OnFinality’s mission is to support blockchain developers by providing infrastructure services to customers of all shapes and sizes. SubQuery launching a new venture that aims to solve a core problem to advance this mission.
Almost every blockchain has a need to process and query data. The thriving Polkadot community is going to need a service that allows them to reliably find and consume data quickly. Our project is inspired by The Graph, an Ethereum service that allows customers to do this using GraphQL.
Since decentralised systems store data across networks querying is slow and hard. For the Web 3.0 dream to be realised, it’s got to be as fast (if not faster) than centralised networks for the end user. Protocol teams are currently building centralised indexing servers for their own projects, but this poses three issues:

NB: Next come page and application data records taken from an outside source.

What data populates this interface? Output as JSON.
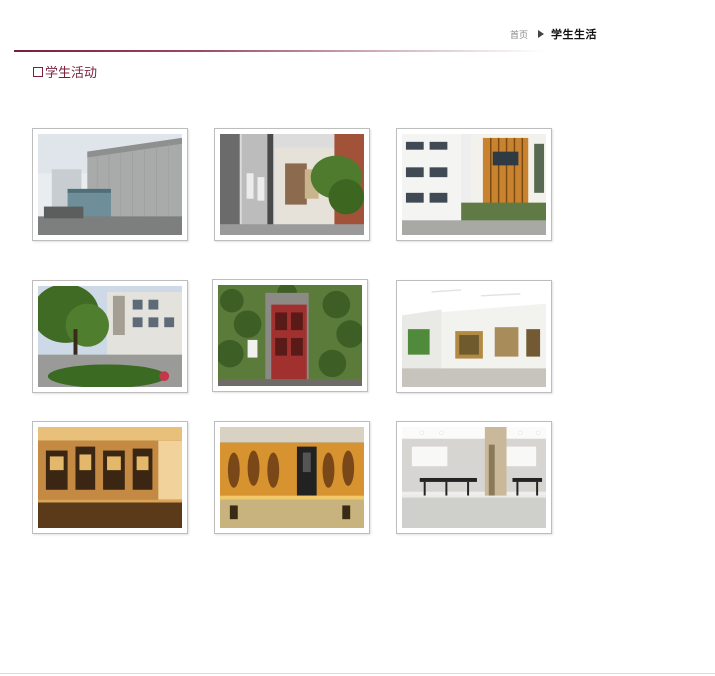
{
  "breadcrumb": {
    "home_label": "首页",
    "current_label": "学生生活"
  },
  "section": {
    "title": "学生活动"
  },
  "colors": {
    "accent": "#7a1f3a",
    "thumb_border": "#bdbdbd"
  },
  "gallery": {
    "photos": [
      {
        "subject": "campus-building-exterior"
      },
      {
        "subject": "building-entrance-with-palm"
      },
      {
        "subject": "atrium-courtyard"
      },
      {
        "subject": "building-with-trees"
      },
      {
        "subject": "ivy-wall-red-door"
      },
      {
        "subject": "white-art-gallery"
      },
      {
        "subject": "museum-display-cases"
      },
      {
        "subject": "exhibition-hall-lit"
      },
      {
        "subject": "hall-with-column"
      }
    ]
  }
}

Polkadot/Substrate teams shouldn’t need to worry about building or managing this while they’re building the next dApp
Teams are constantly reinventing the wheel; the fundamental advantage of Polkadot’s parachain interoperability is to avoid this
If Substrate/Polkadot is going to displace Ethereum, it needs to provide the same level of community services that they already have
SubQuery’s aim is to help Polkadot/Substrate projects build better dApps by allowing anyone to reliably find and consume data faster. Our service will allow users to extract, transform, persist, and query data initially, as well as connect and present data in the future. Our aim is to make this a core piece of infrastructure for the Substrate/Polkadot ecosystem, just as The Graph has become for Ethereum.
For the Web 3.0 dream to be realised, it’s got to be as fast (if not faster) than centralised networks for the end user.
That’s why SubQuery incredibly proud to announce SubQuery, an open source project that allows users to run an indexer across their chain to build a dataset that can be queried with GraphQL. This suite of tools includes a command line interface to allow projects to generate their own SubQuery project, defining how the indexer should traverse and aggregate their own network. There’s a SubQuery node package that indexes the network and supports GraphQL queries. With the help of these tools, anyone can create and run queries easily.
Despite over 10 years of development since bitcoin first started, centralised networks are still the mainstream. It’s largely due to the speed and cost of accessing and writing to the network. Ethereum made a huge step forward with decentralised smart contracts (and the Graph is an incredibly successful piece of infrastructure as a result), but the core network is struggling to mitigate its crippling transaction costs.
SubQuery saw Polkadot’s potential early and right from the start it felt natural to focus our efforts there. It solves Ethereum’s governance, forking, interoperability problems, and more. The core premise of Polkadot is to create a thriving community of developers, users, and businesses that will tap into its multichain interoperability — that community is going to need a service that allows them to reliably find and consume data quickly.
Polkadot’s unique architecture means that SubQuery can focus on one network and then be able to support multiple current and future chains with ease. By putting in this effort now, even as Polkadot is still under development, SubQuery will be there ready to help the next generation of blockchain developers create the next big dApp.
Sam Zou —CEO
Entrepreneur, Investors with more than 20 years of IT experience specialising in infrastructure and cloud service design
Ian He —Head of Protocol
Blockchain Architect, Contributor to polkadot-js, Early adopter of Substrate technology and won second place in the first Polkadot hackathon.
James Xu —Solutions Architect
Infrastructure & Application Architect, Award-winning software engineer.
James Bayly —Marketing and Partnerships
Software engineer with experience creating and growing 3 startups over the past 5 years